D. A. Kann (HETH/IAA-CSIC), A. de Ugarte Postigo (Obs. Cote d'Azur), C.
C. Thoene (HETH/ASU CAS Ondrejov), M. Blazek (HETH), J. F. Agui
Fernandez (HETH/IAA-CSIC), I. Vico, and A. Guijarro (both CAHA) report:
We observed the red ZTF transient ZTF22aaajecp/AT 2022cmc (Andreoni et
al., GCN #31590), likely a GRB afterglow at z = 1.193 (Tanvir et al.,
GCN #31602; Lundquist et al., GCN #31612) with CAFOS, mounted on the
2.2m telescope, at the Calar Alto Observatory (Almeria, Spain). The
observation started at 04:54:04 UT on 18 February 2022 (6.76 days after
the first ZTF detection) and consisted of 12 x 120 s integrations in the
r' and i' bands, each.
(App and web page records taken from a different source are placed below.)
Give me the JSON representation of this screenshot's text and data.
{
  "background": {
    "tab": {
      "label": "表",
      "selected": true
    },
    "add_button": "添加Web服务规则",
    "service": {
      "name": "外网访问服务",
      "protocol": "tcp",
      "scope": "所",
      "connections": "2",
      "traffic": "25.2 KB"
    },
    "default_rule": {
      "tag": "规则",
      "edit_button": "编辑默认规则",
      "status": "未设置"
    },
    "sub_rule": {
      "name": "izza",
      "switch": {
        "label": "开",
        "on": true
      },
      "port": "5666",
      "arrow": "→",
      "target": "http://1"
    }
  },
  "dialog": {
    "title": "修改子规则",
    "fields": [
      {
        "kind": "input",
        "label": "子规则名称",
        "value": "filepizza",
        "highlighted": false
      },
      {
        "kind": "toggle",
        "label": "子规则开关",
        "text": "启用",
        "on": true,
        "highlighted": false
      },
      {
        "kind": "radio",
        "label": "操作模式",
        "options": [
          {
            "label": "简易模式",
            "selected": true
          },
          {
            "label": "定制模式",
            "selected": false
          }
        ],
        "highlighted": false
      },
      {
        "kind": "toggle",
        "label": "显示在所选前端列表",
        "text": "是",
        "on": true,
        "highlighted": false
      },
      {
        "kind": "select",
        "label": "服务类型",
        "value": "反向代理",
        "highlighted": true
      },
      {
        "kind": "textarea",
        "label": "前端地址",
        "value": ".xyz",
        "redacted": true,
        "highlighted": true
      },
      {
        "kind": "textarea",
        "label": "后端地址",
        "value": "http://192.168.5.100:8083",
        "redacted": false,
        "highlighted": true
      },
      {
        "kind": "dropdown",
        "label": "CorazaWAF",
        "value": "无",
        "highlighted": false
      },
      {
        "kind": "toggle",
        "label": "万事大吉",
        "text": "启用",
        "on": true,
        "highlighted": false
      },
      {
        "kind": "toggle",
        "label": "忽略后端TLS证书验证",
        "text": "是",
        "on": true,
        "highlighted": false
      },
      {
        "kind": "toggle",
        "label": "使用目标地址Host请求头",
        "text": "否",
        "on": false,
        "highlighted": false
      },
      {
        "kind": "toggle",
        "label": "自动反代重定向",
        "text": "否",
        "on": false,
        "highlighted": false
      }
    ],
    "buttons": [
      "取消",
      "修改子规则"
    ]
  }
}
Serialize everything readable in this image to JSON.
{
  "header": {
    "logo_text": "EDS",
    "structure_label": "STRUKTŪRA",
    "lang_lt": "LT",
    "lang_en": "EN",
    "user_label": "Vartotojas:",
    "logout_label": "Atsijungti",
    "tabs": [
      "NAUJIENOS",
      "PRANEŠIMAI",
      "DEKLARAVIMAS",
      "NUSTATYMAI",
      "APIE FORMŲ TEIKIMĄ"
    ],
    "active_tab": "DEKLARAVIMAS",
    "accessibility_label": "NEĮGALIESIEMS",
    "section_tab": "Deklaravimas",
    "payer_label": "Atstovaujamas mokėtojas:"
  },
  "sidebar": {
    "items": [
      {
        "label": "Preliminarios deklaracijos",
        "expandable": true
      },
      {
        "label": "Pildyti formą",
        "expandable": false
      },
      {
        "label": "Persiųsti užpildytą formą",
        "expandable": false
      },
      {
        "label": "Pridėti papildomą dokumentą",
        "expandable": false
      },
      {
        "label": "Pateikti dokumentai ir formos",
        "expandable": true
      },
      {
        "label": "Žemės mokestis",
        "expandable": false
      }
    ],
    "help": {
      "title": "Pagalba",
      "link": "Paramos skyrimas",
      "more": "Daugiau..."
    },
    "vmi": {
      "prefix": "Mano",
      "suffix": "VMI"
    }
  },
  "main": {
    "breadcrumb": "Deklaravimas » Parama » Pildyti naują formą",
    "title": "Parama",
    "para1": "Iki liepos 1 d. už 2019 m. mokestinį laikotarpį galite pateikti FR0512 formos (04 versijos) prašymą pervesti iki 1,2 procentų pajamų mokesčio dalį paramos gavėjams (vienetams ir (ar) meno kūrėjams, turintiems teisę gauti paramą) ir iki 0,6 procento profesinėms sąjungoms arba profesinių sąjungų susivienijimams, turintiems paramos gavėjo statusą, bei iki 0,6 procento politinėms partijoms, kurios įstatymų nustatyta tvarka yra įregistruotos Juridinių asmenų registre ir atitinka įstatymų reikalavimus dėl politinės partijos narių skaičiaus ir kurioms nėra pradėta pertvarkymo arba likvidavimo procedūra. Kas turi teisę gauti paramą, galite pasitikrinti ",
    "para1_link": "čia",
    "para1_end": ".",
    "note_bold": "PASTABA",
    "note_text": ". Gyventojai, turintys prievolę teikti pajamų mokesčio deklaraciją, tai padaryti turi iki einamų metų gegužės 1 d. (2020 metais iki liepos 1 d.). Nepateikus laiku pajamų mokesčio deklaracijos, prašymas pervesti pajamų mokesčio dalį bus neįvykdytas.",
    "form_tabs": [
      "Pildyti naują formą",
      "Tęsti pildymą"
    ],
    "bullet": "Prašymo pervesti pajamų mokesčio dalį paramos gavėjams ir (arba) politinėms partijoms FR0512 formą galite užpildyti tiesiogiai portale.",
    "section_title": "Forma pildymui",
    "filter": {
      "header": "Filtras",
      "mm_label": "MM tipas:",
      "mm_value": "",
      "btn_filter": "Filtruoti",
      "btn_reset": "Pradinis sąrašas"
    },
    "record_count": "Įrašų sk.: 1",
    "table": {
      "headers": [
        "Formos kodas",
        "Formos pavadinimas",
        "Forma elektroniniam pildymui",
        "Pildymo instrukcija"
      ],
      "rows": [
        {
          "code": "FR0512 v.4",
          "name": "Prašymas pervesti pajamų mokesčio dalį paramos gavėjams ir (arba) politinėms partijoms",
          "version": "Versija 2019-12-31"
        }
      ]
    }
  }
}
Observations were hampered by the full Moon, but
otherwise conditions were very good (1".3 seeing, very good
transparency). The transient is clearly detected in each of the stacked
Compared to a nearby Pan-STARRS comparison star, we measure r' = 21.12
+/- 0.03 mag (AB) 6.772 days after first detection.
Gathering data from other GCNs (Andreoni et al., GCN #31590; Lipunov et
al., GCN #31600; Kumar et al., GCN #31597; Pankov et al., GCNs #31593,
#31625; Perley, GCN #31594), and assuming a GRB time one hour before the
first detection (note the exact choice of time has little influence on
the late decay slope), we find the transient is described by an
achromatic decay with slope alpha = 1.05 +/- 0.05. The SED is described,
similar to the result Perley (GCN #31594) found, by a simple power-law
with slope beta = 1.29 +/- 0.22. This is slightly steeper than usual for
synchrotron radiation from a typical GRB afterglow, indicating some
extra extinction may play a role, as might be expected from the high
X-ray column density found by NICER (Pasham et al., GCN #31601).
Using the known redshift and the spectral slope, we shift the afterglow
into the z = 1 frame (following Kann, Klose & Zeh 2006, ApJ, 641, 993).
We find that at 6.2 days (z = 1 frame), this transient is among the ten
most luminous GRB afterglows, yielding further evidence that it itself
is a bona fide GRB afterglow. The long rise indicates an off-axis
origin, and the luminous afterglow makes it likely the initial GRB was
very energetic. So far no viable candidates have been reported by the
IPN (it is not positionally coincident with the short GRB 220211A,
Andreoni et al., GCN #31590; also we note a short GRB at such a high
redshift would not be expected to have such a luminous afterglow),
leading to the conclusion that the off-axis angle was large enough to
strongly suppress the prompt emission - a true orphan afterglow.